Vase known as "Flowery medallions"
Made in cameo glass,
ornated with a wide violet-blue wave motif frieze,
adorned with three red-coral colour flowery medallions.
Signed "G. Argy-Rousseau"
height 25,5 cm
Model presented in1925, reproduced in "Les pâtes de verre, catalogue raisonné G. Argy-Rousseau", Les éditions de l'amateur, p. 68 and 206.
Joseph Gabriel Rousseau called Gabriel Argy-Rousseau (1885-1953) was a French sculptor, ceramist and glassmaker who contributed to the rediscovery of cameo glass as a major glass art of the early twentieth century. If the technique of cameo glass dates back to ancient times, it fell into oblivion for a long time. In the last quarter of the nineteenth century, Henri Cros and a handful of artists, often ceramists of the Art Nouveau movement, such as François Décorchemont or Georges Despret, put it in the spotlight. The last of these precursors was Gabriel Argy-Rousseau. He was considered as the only glassmaker to have developed and used the complex process of cameo glass, the other glassmakers working with crystal paste.

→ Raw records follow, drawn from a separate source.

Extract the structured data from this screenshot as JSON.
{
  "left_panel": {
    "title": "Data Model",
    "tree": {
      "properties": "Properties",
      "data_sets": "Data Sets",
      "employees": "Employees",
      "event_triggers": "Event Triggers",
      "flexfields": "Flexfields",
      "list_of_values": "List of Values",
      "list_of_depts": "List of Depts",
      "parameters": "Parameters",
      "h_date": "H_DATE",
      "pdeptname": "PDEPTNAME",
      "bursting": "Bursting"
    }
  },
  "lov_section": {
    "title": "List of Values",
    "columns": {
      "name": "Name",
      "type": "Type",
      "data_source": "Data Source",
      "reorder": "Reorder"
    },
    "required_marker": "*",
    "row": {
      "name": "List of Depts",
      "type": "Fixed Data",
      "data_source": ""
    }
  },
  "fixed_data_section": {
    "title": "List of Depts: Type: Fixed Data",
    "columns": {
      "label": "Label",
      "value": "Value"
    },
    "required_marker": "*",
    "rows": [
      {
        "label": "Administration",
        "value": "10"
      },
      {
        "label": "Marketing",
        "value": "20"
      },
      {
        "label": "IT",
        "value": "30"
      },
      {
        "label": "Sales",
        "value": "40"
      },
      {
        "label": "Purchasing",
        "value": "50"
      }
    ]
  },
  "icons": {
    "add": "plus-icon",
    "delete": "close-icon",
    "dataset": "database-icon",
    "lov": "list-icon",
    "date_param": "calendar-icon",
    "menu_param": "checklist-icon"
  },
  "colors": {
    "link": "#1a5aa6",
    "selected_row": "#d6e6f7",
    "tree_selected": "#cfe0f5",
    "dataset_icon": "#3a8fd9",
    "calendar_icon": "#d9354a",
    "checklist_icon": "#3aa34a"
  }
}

Entering the Ceramics School of Sèvres, he discovered the cameo glass in the workshop of Henri Cros. Gabriel Argy-Rousseau began to produce between 1910 and 1920. His early works were influenced by Art Nouveau style plant motifs and animal themes. He began at the 1914 Salon of the French Artists in Paris. Between 1921 and 1931, established rue Simplon in Paris, he was a shareholder in the Argy-Rousseau cameo Glass Society. With many collaborators, he produced small very colorful Art Nouveau and Art Deco subjects, distributed in small series: pendants, vases, lamps and night lights and, from 1928, sculptures (statuettes or bas-reliefs) in collaboration with Marcel Bouraine. Unlike his fellow ceramicists, he remained belatedly faithful to the polychrome effects and floral motifs of Art Nouveau style. He developed shimmering colors (ruby red, amethyst, gray, deep blue ...) and textures with marbled effects. He invented new processes for the superficial coloring of the paste, by painting oxide powder before second firing at a low temperature. His works were in glass paste, the statuettes usually in crystal paste.
The glass creations of Gabriel Argy-Rousseau remain among the most typical and representative examples of Art Deco production. The production of the workshop ceased in 1931, but Argy-Rousseau continued to create pieces of crystal paste, because of the economic crisis, the opportunity to work the expensive process of the glass paste was no longer possible. He exhibited punctually, especially in 1934, glassware adorned with precious metals. His last exhibition took place a year before his death in 1952. He died forgotten, but left many works in the glass branch, now rediscovered.
35 000 €
2 750 €
1 750 €